* _WHAT TO DO_
Tally the lines in the data below where the word "permissions" appears, and give the tally alone.

Start of DATA SECTION

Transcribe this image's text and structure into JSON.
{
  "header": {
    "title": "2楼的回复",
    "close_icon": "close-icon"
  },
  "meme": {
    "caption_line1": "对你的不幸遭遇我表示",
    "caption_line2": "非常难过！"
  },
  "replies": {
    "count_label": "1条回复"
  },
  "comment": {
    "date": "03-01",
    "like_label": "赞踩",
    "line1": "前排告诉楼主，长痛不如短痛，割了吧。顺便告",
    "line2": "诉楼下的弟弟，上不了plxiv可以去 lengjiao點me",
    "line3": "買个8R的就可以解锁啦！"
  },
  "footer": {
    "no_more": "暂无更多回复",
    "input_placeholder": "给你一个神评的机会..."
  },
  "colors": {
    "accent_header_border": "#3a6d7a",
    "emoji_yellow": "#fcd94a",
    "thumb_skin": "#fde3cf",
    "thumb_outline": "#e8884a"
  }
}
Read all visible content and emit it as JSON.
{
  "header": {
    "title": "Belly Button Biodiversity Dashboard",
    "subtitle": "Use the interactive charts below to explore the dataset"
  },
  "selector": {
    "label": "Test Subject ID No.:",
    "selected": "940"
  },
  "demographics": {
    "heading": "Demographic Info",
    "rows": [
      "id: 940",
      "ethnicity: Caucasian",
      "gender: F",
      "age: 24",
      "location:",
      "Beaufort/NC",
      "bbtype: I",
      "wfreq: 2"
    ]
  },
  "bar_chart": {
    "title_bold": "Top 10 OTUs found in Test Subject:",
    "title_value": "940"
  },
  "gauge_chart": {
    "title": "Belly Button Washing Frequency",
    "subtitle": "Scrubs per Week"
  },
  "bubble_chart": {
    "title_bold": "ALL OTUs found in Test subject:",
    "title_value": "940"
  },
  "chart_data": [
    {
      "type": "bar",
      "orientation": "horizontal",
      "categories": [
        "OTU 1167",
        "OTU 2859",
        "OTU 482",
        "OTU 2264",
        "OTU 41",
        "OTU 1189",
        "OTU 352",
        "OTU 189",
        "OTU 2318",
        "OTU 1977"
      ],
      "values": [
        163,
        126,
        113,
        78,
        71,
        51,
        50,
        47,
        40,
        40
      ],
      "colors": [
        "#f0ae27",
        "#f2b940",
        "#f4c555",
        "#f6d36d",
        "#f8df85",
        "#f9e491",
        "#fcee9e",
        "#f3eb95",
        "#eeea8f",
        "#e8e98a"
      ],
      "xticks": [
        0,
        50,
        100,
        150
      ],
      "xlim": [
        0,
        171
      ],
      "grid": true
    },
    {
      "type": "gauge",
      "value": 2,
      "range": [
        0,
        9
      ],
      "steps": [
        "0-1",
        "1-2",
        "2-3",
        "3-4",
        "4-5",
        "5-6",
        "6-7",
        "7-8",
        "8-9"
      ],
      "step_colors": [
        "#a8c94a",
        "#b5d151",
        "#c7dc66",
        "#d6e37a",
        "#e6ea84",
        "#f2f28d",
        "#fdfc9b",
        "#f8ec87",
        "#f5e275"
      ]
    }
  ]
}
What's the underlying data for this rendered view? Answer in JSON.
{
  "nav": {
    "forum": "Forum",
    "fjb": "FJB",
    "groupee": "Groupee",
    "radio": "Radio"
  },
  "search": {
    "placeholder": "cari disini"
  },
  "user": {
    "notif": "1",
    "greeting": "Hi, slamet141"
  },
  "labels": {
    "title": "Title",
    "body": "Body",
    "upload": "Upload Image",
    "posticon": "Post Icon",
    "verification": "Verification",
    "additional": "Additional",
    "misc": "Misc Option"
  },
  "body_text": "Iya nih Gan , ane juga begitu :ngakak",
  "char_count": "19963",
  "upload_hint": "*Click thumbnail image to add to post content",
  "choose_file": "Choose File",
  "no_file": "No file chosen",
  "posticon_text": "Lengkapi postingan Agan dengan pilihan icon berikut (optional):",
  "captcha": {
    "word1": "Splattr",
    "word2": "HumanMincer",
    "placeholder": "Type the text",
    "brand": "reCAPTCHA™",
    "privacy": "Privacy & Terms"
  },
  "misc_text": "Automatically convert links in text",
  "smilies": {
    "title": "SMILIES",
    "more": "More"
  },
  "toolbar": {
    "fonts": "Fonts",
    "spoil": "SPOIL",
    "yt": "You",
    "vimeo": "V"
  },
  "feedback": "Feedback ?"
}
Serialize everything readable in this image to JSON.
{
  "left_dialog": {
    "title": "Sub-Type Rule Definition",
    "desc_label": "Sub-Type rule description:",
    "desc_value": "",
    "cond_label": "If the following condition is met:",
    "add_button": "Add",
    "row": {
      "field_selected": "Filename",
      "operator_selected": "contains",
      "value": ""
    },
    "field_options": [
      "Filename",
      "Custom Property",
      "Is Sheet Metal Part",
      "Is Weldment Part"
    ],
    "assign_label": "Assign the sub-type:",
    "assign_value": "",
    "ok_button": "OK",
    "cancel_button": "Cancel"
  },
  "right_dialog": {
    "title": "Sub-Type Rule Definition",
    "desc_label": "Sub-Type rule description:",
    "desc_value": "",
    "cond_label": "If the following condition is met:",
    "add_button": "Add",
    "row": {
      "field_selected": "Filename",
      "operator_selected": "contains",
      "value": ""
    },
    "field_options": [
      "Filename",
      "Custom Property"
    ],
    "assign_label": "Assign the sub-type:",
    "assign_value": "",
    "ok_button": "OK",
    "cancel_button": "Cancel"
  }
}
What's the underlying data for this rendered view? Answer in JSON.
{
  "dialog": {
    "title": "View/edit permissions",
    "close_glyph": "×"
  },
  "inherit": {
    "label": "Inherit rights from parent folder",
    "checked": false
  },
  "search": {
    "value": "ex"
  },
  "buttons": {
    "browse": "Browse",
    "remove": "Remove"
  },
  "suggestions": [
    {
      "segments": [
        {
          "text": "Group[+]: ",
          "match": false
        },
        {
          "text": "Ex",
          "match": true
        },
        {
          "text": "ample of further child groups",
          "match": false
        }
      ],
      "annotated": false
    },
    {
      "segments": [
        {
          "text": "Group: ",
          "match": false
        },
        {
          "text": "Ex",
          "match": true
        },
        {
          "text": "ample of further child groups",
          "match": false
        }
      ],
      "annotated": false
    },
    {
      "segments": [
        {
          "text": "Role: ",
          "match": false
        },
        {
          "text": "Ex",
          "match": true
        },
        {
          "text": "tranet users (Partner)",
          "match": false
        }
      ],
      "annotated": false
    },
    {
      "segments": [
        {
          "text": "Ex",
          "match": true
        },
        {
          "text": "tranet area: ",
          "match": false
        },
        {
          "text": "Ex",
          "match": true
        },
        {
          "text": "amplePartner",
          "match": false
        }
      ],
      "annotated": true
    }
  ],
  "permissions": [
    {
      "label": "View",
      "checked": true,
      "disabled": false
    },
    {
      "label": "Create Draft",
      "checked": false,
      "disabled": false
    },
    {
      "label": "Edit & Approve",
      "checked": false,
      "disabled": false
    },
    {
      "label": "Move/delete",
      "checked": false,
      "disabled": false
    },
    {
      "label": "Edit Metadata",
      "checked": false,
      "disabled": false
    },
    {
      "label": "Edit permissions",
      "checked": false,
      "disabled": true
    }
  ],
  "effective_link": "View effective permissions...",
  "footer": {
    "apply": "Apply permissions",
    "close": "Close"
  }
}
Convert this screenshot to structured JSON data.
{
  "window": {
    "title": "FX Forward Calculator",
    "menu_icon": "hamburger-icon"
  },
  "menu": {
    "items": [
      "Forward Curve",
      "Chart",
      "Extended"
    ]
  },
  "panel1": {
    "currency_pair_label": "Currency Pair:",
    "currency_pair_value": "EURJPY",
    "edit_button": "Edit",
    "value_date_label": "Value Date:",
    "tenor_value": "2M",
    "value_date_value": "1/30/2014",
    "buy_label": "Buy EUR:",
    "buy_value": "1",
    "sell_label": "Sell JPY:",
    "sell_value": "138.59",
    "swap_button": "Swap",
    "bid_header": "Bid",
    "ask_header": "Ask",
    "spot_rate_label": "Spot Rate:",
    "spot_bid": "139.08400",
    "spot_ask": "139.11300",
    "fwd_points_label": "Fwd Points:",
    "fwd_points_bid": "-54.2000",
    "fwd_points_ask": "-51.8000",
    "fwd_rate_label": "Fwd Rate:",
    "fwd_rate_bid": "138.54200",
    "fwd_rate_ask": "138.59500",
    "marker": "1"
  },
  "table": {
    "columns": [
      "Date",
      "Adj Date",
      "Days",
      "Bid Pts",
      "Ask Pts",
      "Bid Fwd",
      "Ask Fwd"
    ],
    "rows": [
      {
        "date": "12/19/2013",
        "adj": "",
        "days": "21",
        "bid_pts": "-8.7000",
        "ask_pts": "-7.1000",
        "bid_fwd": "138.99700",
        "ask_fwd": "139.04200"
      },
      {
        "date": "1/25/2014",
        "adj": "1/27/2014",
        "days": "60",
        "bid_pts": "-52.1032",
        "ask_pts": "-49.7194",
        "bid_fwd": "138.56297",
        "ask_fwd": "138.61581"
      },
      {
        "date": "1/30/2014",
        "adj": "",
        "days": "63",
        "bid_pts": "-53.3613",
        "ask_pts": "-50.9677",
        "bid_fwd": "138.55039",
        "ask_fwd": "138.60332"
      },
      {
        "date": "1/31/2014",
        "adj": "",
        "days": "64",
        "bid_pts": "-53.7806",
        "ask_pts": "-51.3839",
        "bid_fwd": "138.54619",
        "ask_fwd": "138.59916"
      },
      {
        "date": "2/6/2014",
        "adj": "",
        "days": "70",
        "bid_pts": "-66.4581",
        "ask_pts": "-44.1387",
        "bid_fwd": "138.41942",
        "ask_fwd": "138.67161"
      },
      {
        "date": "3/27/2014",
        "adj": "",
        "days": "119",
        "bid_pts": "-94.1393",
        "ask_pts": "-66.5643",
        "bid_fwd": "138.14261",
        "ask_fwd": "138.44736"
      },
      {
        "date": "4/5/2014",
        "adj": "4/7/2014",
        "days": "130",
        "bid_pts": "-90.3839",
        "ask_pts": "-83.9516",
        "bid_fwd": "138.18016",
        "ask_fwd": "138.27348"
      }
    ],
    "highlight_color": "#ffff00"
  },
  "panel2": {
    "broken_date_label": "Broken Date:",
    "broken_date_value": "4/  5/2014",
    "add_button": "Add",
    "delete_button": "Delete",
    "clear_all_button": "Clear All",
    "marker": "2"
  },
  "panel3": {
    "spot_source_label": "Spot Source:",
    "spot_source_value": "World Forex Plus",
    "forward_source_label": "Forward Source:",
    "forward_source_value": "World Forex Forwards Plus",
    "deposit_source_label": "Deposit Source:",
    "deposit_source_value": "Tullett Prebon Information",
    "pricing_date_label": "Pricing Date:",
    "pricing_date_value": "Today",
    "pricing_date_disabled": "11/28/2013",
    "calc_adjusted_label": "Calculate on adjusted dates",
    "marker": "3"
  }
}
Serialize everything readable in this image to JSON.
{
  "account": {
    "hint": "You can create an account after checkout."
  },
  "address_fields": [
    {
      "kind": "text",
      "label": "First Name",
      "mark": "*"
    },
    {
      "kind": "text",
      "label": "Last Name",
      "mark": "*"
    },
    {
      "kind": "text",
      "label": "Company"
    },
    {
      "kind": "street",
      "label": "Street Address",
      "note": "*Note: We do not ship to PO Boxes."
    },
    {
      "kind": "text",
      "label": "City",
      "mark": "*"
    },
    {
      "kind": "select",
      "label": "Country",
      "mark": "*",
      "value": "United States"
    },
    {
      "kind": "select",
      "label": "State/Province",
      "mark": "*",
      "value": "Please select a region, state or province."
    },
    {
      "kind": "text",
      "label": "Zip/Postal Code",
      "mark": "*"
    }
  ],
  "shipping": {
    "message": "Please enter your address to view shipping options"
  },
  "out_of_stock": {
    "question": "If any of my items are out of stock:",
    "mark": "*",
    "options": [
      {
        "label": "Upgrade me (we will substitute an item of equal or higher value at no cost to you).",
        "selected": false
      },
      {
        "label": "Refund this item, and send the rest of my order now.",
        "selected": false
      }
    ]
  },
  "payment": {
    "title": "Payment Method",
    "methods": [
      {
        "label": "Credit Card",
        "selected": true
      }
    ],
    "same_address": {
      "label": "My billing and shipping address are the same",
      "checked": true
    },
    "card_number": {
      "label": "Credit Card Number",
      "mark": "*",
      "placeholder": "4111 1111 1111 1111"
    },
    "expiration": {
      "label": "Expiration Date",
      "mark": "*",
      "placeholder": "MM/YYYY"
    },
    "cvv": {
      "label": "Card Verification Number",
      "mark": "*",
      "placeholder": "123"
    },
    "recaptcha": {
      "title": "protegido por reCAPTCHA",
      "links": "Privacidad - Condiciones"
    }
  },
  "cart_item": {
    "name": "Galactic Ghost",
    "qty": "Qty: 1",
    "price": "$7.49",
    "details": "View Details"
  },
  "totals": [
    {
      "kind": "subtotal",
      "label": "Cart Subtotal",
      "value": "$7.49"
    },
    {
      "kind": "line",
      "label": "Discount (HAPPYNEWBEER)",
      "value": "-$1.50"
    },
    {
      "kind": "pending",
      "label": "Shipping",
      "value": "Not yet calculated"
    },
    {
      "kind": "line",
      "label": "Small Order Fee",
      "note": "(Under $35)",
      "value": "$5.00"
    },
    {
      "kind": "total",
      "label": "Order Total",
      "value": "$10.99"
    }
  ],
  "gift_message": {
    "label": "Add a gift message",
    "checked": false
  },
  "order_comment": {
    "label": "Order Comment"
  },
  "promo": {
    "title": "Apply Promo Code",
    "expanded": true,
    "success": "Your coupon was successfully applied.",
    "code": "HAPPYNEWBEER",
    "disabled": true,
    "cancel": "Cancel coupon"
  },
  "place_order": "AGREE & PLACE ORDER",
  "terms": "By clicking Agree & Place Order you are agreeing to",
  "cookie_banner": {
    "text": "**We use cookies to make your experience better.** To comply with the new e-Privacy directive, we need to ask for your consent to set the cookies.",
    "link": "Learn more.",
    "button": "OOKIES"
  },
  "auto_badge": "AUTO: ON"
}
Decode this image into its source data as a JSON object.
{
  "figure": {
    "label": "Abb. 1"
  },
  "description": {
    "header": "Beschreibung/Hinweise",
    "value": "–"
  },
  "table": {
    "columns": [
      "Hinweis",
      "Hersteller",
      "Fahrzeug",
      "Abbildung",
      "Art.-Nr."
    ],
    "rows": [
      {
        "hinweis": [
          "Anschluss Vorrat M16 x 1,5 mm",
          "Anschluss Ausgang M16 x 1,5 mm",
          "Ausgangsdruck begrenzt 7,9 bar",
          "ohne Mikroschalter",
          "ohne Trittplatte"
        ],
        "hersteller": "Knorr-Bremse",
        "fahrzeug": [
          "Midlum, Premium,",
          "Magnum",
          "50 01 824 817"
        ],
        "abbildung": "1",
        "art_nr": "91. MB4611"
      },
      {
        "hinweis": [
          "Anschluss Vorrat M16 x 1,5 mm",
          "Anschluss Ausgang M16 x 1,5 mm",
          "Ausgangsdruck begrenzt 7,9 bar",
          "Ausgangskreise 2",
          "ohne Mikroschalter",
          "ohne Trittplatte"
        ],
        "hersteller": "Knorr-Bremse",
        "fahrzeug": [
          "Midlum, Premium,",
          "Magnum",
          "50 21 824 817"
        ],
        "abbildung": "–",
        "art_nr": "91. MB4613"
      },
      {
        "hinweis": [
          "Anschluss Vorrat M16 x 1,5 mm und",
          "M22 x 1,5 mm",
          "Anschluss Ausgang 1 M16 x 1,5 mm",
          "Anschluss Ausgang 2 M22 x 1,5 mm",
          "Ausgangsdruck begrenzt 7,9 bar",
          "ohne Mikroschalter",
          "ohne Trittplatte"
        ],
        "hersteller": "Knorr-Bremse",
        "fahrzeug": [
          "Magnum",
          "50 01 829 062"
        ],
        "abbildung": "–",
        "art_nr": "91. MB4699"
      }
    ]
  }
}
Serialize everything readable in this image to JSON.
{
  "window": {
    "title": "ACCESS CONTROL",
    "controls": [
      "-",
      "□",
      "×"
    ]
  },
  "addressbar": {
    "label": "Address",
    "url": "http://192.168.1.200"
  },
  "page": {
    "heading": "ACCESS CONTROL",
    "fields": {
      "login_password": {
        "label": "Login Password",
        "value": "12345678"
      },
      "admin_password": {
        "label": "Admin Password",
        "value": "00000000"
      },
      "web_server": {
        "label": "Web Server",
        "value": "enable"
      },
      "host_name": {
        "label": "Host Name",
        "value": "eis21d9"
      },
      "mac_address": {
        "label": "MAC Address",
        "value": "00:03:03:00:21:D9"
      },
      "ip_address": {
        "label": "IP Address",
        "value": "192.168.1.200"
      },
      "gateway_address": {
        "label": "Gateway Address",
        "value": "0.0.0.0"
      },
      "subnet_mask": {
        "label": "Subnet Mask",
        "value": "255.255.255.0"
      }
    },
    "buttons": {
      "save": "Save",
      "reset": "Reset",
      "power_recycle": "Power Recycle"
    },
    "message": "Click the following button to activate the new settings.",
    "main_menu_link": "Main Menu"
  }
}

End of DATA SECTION

* _EXERCISE RESPONSE_
5